Website and app data records:
··········

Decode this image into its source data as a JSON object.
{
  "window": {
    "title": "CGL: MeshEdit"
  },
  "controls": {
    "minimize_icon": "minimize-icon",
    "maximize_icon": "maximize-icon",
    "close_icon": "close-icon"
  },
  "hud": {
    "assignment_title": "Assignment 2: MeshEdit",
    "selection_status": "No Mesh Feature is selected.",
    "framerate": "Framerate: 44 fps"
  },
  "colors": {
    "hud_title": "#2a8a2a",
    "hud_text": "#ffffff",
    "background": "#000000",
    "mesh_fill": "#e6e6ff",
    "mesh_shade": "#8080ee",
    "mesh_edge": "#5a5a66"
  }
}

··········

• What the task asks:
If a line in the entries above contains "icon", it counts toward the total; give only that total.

• Reply to the exercise:
3